But as the United States Court of Appeals for the Ninth Circuit has instructed, courts must "continue to construe pro se filings liberally." Hebbe v. Pliler, 627 F.3d 338, 342 (9th Cir. 2010). A "complaint [filed by a pro se prisoner] must be held to less stringent standards than formal pleadings drafted by lawyers.'" Id. (quoting Erickson v. Pardus, 551 U.S. 89, 94 (2007) ( per curiam )).
If the Court determines that a pleading could be cured by the allegation of other facts, a pro se litigant is entitled to an opportunity to amend a complaint before dismissal of the action. See Lopez v. Smith, 203 F.3d 1122, 1127-29 (9th Cir. 2000) ( en banc ). The Court should not, however, advise the litigant how to cure the defects. This type of advice "would undermine district judges' role as impartial decisionmakers." Pliler v. Ford, 542 U.S. 225, 231 (2004); see also Lopez, 203 F.3d at 1131 n.13 (declining to decide whether the court was required to inform a litigant of deficiencies). The Court will dismiss Plaintiff's Complaint for failure to state a claim, but because the Complaint may possibly be saved by amendment, will dismiss the Complaint with leave to amend.
Plaintiff names the following Defendants in the Complaint: Arizona Department of Corrections Director Charles L. Ryan, Facility Health Administrator Dennis Kendall, Wexford, and the Arizona Department of Corrections.
Plaintiff raises three claims for relief. In Count One, Plaintiff alleges that his Eighth Amendment rights were violated when he received inadequate medical care while suffering an aneurysm. Plaintiff claims that on June 1, 2011, he experienced a severe headache and vomiting. Plaintiff was taken to the health unit of his facility where he was seen by a nurse who told correctional officers that Plaintiff was drunk (Plaintiff was not drunk) and gave Plaintiff ibuprofen and ice. Plaintiff was then taken back to his cell. Later that night, the pain intensified to the extent that Plaintiff could not stand. Plaintiff was taken to the medical unit via gurney and was subsequently hospitalized. Plaintiff remained in the hospital for four months.
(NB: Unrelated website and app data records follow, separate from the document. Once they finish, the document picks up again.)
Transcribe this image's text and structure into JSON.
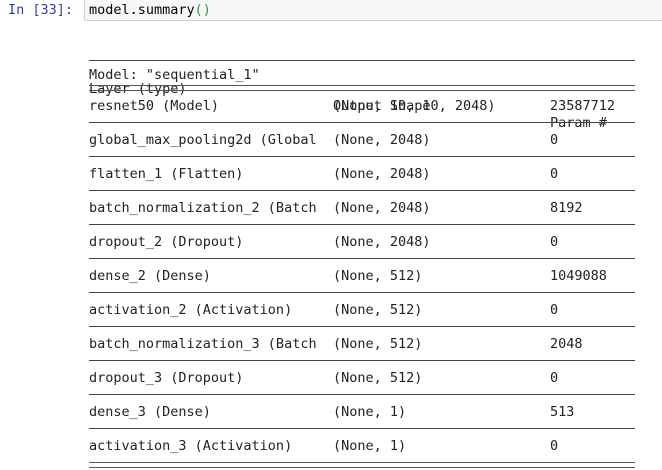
{
  "cell": {
    "prompt": "In [33]:",
    "code_object": "model.summary",
    "code_parens": "()"
  },
  "summary": {
    "model_line": "Model: \"sequential_1\"",
    "headers": [
      "Layer (type)",
      "Output Shape",
      "Param #"
    ],
    "rows": [
      [
        "resnet50 (Model)",
        "(None, 10, 10, 2048)",
        "23587712"
      ],
      [
        "global_max_pooling2d (Global",
        "(None, 2048)",
        "0"
      ],
      [
        "flatten_1 (Flatten)",
        "(None, 2048)",
        "0"
      ],
      [
        "batch_normalization_2 (Batch",
        "(None, 2048)",
        "8192"
      ],
      [
        "dropout_2 (Dropout)",
        "(None, 2048)",
        "0"
      ],
      [
        "dense_2 (Dense)",
        "(None, 512)",
        "1049088"
      ],
      [
        "activation_2 (Activation)",
        "(None, 512)",
        "0"
      ],
      [
        "batch_normalization_3 (Batch",
        "(None, 512)",
        "2048"
      ],
      [
        "dropout_3 (Dropout)",
        "(None, 512)",
        "0"
      ],
      [
        "dense_3 (Dense)",
        "(None, 1)",
        "513"
      ],
      [
        "activation_3 (Activation)",
        "(None, 1)",
        "0"
      ]
    ]
  },
  "colors": {
    "prompt": "#303f9f",
    "paren": "#2e9c3a",
    "cell_bg": "#f7f7f7"
  }
}
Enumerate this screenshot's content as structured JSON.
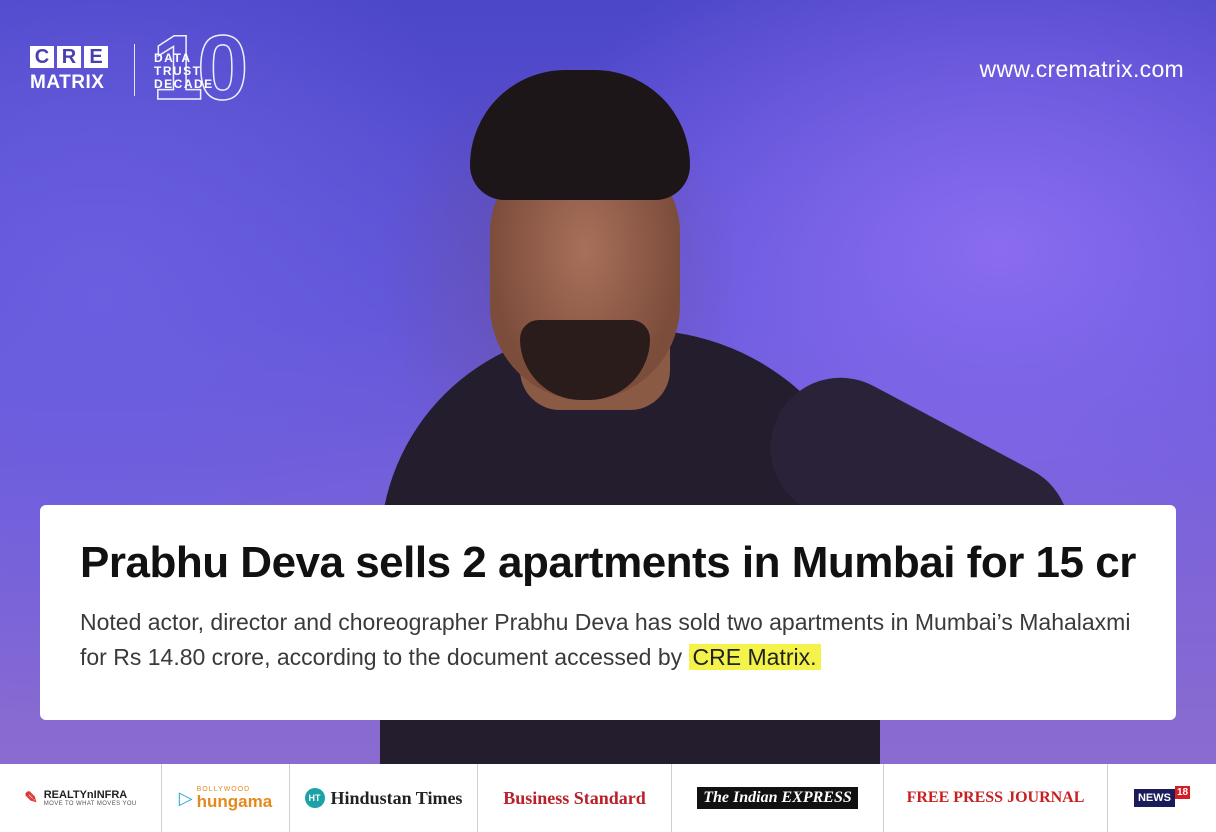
{
  "brand": {
    "logo_top": [
      "C",
      "R",
      "E"
    ],
    "logo_bottom": "MATRIX",
    "decade_number": "10",
    "decade_words": [
      "DATA",
      "TRUST",
      "DECADE"
    ],
    "website": "www.crematrix.com"
  },
  "article": {
    "headline": "Prabhu Deva sells 2 apartments in Mumbai for 15 cr",
    "body": "Noted actor, director and choreographer Prabhu Deva has sold two apartments in Mumbai’s Mahalaxmi for Rs 14.80 crore, according to the document accessed by",
    "highlight": "CRE Matrix."
  },
  "publications": {
    "realty": {
      "name": "REALTYnINFRA",
      "tagline": "MOVE TO WHAT MOVES YOU"
    },
    "bollywood": {
      "small": "BOLLYWOOD",
      "main": "hungama"
    },
    "ht": {
      "badge": "HT",
      "name": "Hindustan Times"
    },
    "bs": {
      "name": "Business Standard"
    },
    "ie": {
      "name": "The Indian EXPRESS"
    },
    "fpj": {
      "name": "FREE PRESS JOURNAL"
    },
    "news18": {
      "name": "NEWS",
      "number": "18"
    }
  },
  "colors": {
    "background_purple": "#4a3fb0",
    "highlight_yellow": "#f3f34a",
    "card_white": "#ffffff"
  }
}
In Count Two, Plaintiff claims that his Eighth and Fourteenth Amendment rights were violated when medical staff failed to give him prescribed medication and failed to follow the instructions of the doctor who operated on Plaintiff.
In Count Three, Plaintiff alleges that the Freedom of Information Act was violated when medical staff refused to provide Plaintiff with his ...